One peculiarity of Victorian England is the rather very high number of illegitimate births and premarital conceptions relative to the periods before it. Illegitimate births and premarital conceptions reached their highest recorded level during Victorian times, as around 1650, less than 1% of all births were illegitimate and only 16% were premaritally conceived. In sharp contrast, in 1852, 6.8% of all births were illegitimate and over 40% were premaritally conceived. In certain areas in the United Kingdom, however, the percentages were even higher. In Eastern Scotland, over 60% of all births were premaritally conceived. Many rural areas in England also similar percentages.
Wrigley in his history on English populations has estimated through reconstitutions that for the period 1800-1837, about 37.6% of all 'first' births were premaritally conceived. He however points out that about a quarter of all 'first' births were illegitimate, implying the majority of first births occurred in a premarital context. I do not quite understand this, since only 6.8% of 'all' births were illegitimate, how can around 20-25% 'first' births be illegitimate?
Furthermore, in Michael Anderson's article on the social implications of demographic change for this period, he points out similarly to Wrigley that "an estimated 20 percent of first births were illegitimate and over half of all first births were probably conceived outside marriage".
Is there any more detailed data available about this? We have much information about premaritally conceived 'first' births for the 1500s onwards but less so about 'first' births that were illegitimate.
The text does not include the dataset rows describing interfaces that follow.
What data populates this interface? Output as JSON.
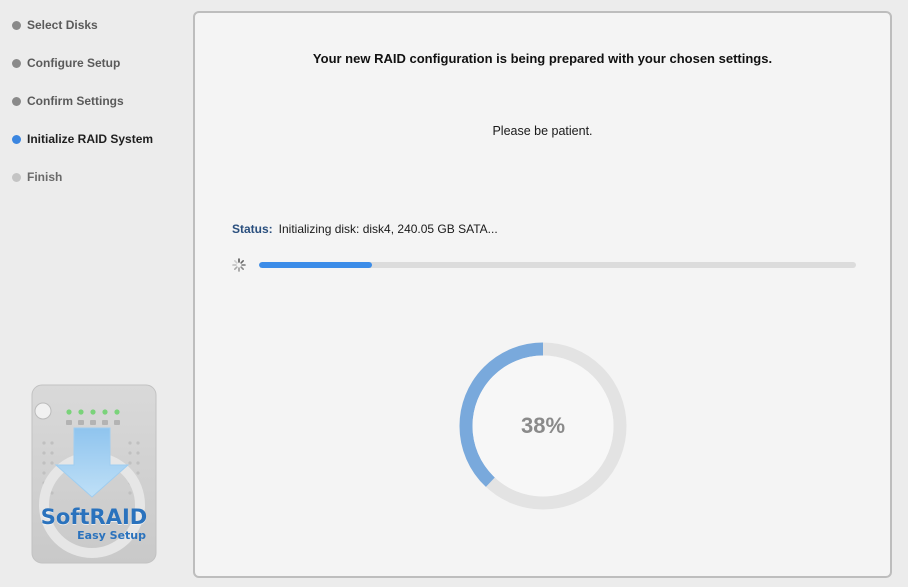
{
  "sidebar": {
    "steps": [
      {
        "label": "Select Disks",
        "state": "done"
      },
      {
        "label": "Configure Setup",
        "state": "done"
      },
      {
        "label": "Confirm Settings",
        "state": "done"
      },
      {
        "label": "Initialize RAID System",
        "state": "current"
      },
      {
        "label": "Finish",
        "state": "pending"
      }
    ]
  },
  "logo": {
    "name": "SoftRAID",
    "subtitle": "Easy Setup",
    "icon": "disk-enclosure-download-icon"
  },
  "main": {
    "headline": "Your new RAID configuration is being prepared with your chosen settings.",
    "patience_text": "Please be patient.",
    "status_label": "Status:",
    "status_text": "Initializing disk: disk4, 240.05 GB SATA...",
    "progress_bar_fraction": 0.19,
    "spinner_icon": "activity-spinner-icon",
    "ring_percent": 38,
    "ring_label": "38%"
  },
  "colors": {
    "accent": "#3b86e0",
    "ring_fill": "#79a9dc",
    "ring_track": "#e3e3e3",
    "status_label": "#2a4f7e",
    "brand": "#2a72bd"
  }
}
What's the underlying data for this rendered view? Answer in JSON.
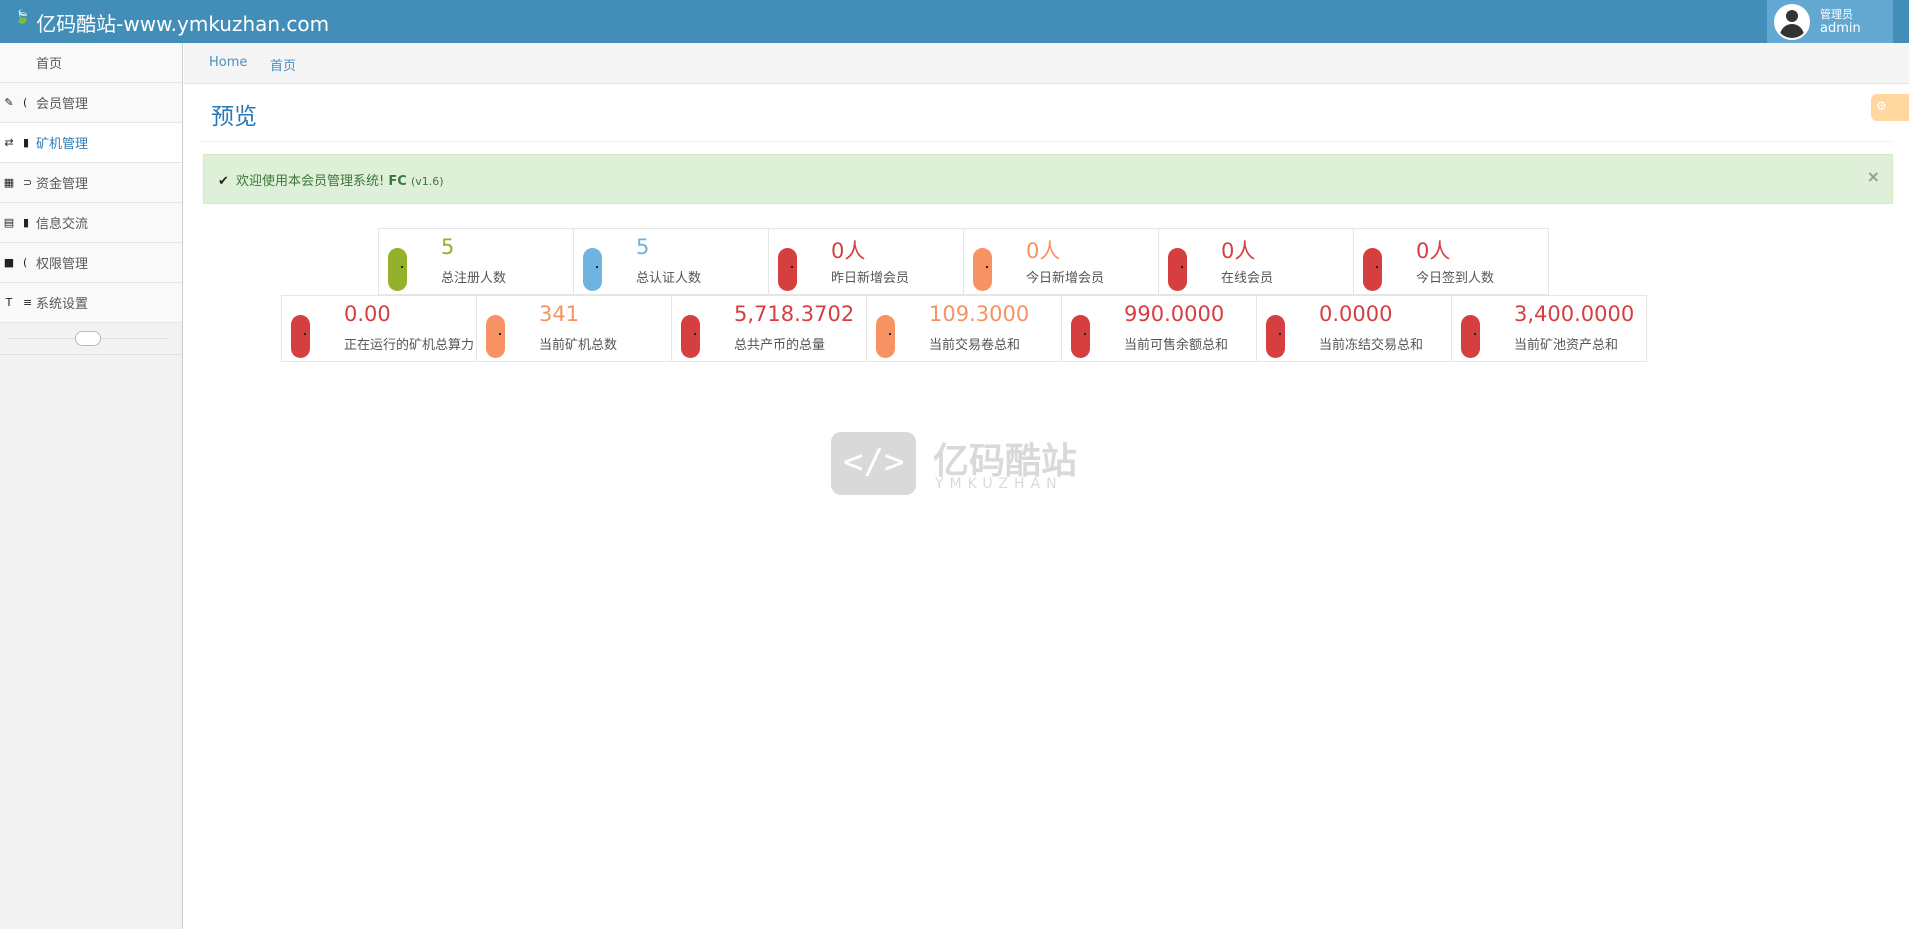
{
  "header": {
    "brand_title": "亿码酷站-www.ymkuzhan.com",
    "brand_icon": "leaf-icon",
    "user_role": "管理员",
    "user_name": "admin"
  },
  "sidebar": {
    "home_label": "首页",
    "items": [
      {
        "label": "会员管理",
        "icon": "pencil-square-icon"
      },
      {
        "label": "矿机管理",
        "icon": "shuffle-icon"
      },
      {
        "label": "资金管理",
        "icon": "calendar-icon"
      },
      {
        "label": "信息交流",
        "icon": "list-alt-icon"
      },
      {
        "label": "权限管理",
        "icon": "file-icon"
      },
      {
        "label": "系统设置",
        "icon": "text-height-icon"
      }
    ],
    "active_item": "矿机管理"
  },
  "breadcrumbs": [
    "Home",
    "首页"
  ],
  "page": {
    "title": "预览",
    "settings_icon": "gear-icon"
  },
  "alert": {
    "prefix": "欢迎使用本会员管理系统!",
    "product": "FC",
    "version": "(v1.6)",
    "close_label": "×"
  },
  "stats_row1": [
    {
      "value": "5",
      "label": "总注册人数",
      "color": "#94b12c"
    },
    {
      "value": "5",
      "label": "总认证人数",
      "color": "#6fb3e0"
    },
    {
      "value": "0人",
      "label": "昨日新增会员",
      "color": "#d53f40"
    },
    {
      "value": "0人",
      "label": "今日新增会员",
      "color": "#f79263"
    },
    {
      "value": "0人",
      "label": "在线会员",
      "color": "#d53f40"
    },
    {
      "value": "0人",
      "label": "今日签到人数",
      "color": "#d53f40"
    }
  ],
  "stats_row2": [
    {
      "value": "0.00",
      "label": "正在运行的矿机总算力",
      "color": "#d53f40"
    },
    {
      "value": "341",
      "label": "当前矿机总数",
      "color": "#f79263"
    },
    {
      "value": "5,718.3702",
      "label": "总共产币的总量",
      "color": "#d53f40"
    },
    {
      "value": "109.3000",
      "label": "当前交易卷总和",
      "color": "#f79263"
    },
    {
      "value": "990.0000",
      "label": "当前可售余额总和",
      "color": "#d53f40"
    },
    {
      "value": "0.0000",
      "label": "当前冻结交易总和",
      "color": "#d53f40"
    },
    {
      "value": "3,400.0000",
      "label": "当前矿池资产总和",
      "color": "#d53f40"
    }
  ],
  "watermark": {
    "symbol": "</>",
    "name_cn": "亿码酷站",
    "name_en": "YMKUZHAN"
  }
}
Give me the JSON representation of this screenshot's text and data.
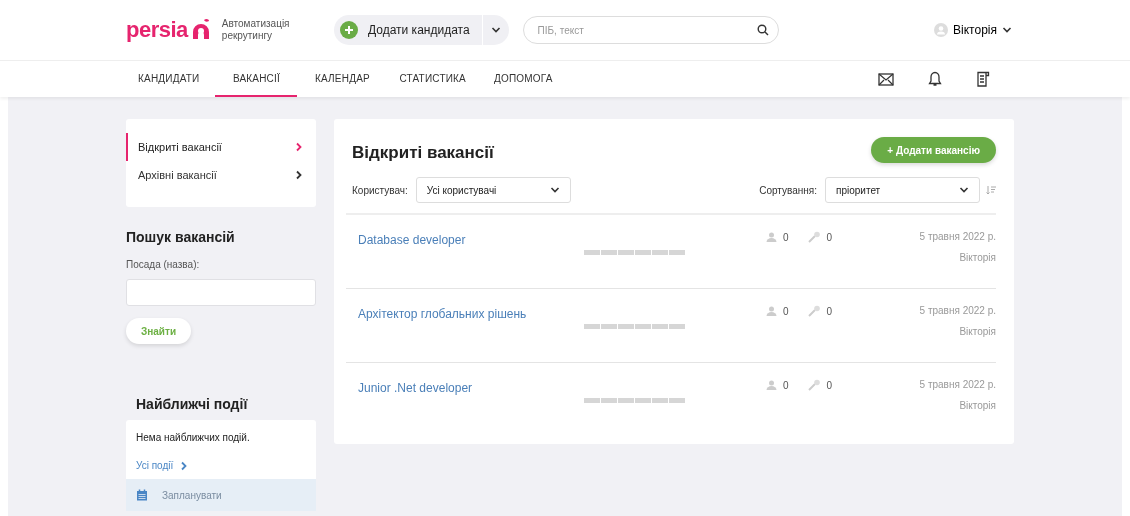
{
  "header": {
    "logo": "persia",
    "tagline": "Автоматизація рекрутингу",
    "add_candidate": "Додати кандидата",
    "search": {
      "placeholder": "ПІБ, текст"
    },
    "user": "Вікторія"
  },
  "nav": [
    {
      "label": "КАНДИДАТИ",
      "selected": false
    },
    {
      "label": "ВАКАНСІЇ",
      "selected": true
    },
    {
      "label": "КАЛЕНДАР",
      "selected": false
    },
    {
      "label": "СТАТИСТИКА",
      "selected": false
    },
    {
      "label": "ДОПОМОГА",
      "selected": false
    }
  ],
  "sidebar": {
    "items": [
      {
        "label": "Відкриті вакансії",
        "selected": true
      },
      {
        "label": "Архівні вакансії",
        "selected": false
      }
    ],
    "search_title": "Пошук вакансій",
    "field_label": "Посада (назва):",
    "find_button": "Знайти",
    "events_title": "Найближчі події",
    "events_empty": "Нема найближчих подій.",
    "all_events": "Усі події",
    "schedule": "Запланувати"
  },
  "main": {
    "title": "Відкриті вакансії",
    "add_button": "+ Додати вакансію",
    "user_label": "Користувач:",
    "user_value": "Усі користувачі",
    "sort_label": "Сортування:",
    "sort_value": "пріоритет",
    "vacancies": [
      {
        "title": "Database developer",
        "candidates": "0",
        "interviews": "0",
        "date": "5 травня 2022 р.",
        "owner": "Вікторія"
      },
      {
        "title": "Архітектор глобальних рішень",
        "candidates": "0",
        "interviews": "0",
        "date": "5 травня 2022 р.",
        "owner": "Вікторія"
      },
      {
        "title": "Junior .Net developer",
        "candidates": "0",
        "interviews": "0",
        "date": "5 травня 2022 р.",
        "owner": "Вікторія"
      }
    ]
  }
}
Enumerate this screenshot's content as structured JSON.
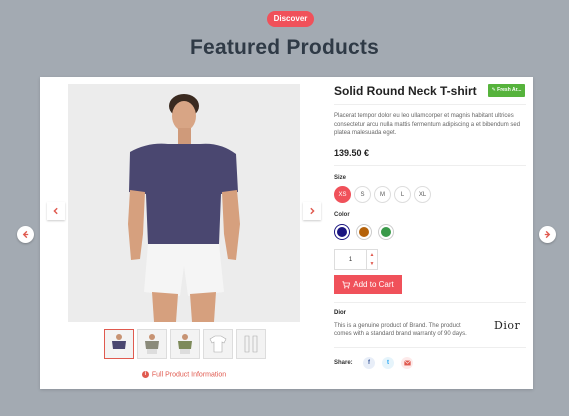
{
  "header": {
    "badge": "Discover",
    "title": "Featured Products"
  },
  "product": {
    "title": "Solid Round Neck T-shirt",
    "badge": "Fresh Ar...",
    "description": "Placerat tempor dolor eu leo ullamcorper et magnis habitant ultrices consectetur arcu nulla mattis fermentum adipiscing a et bibendum sed platea malesuada eget.",
    "price": "139.50 €",
    "size_label": "Size",
    "sizes": [
      "XS",
      "S",
      "M",
      "L",
      "XL"
    ],
    "selected_size": "XS",
    "color_label": "Color",
    "colors": [
      "#1a1580",
      "#b5620a",
      "#3a9a4a"
    ],
    "selected_color": "#1a1580",
    "quantity": "1",
    "add_to_cart": "Add to Cart",
    "brand": {
      "name": "Dior",
      "description": "This is a genuine product of Brand. The product comes with a standard brand warranty of 90 days.",
      "logo": "Dior"
    },
    "share_label": "Share:",
    "full_info": "Full Product Information",
    "thumbnails": [
      "front-view",
      "model-grey",
      "model-olive",
      "flat-lay",
      "size-chart"
    ]
  },
  "icons": {
    "prev": "arrow-left-icon",
    "next": "arrow-right-icon",
    "cart": "cart-icon",
    "info": "info-icon",
    "facebook": "facebook-icon",
    "twitter": "twitter-icon",
    "email": "email-icon",
    "badge": "leaf-icon"
  },
  "colors": {
    "accent": "#f0515a",
    "badge_green": "#56b33c",
    "background": "#a3aab2"
  }
}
For example, is there any source which points out what percentage of such births were illegitimate in the 1850s or the 1830s and can present some statistical continuity or change? So far, we have only the '20 percent' figure available. It would be helpful for anything more detailed to be obtained on this matter.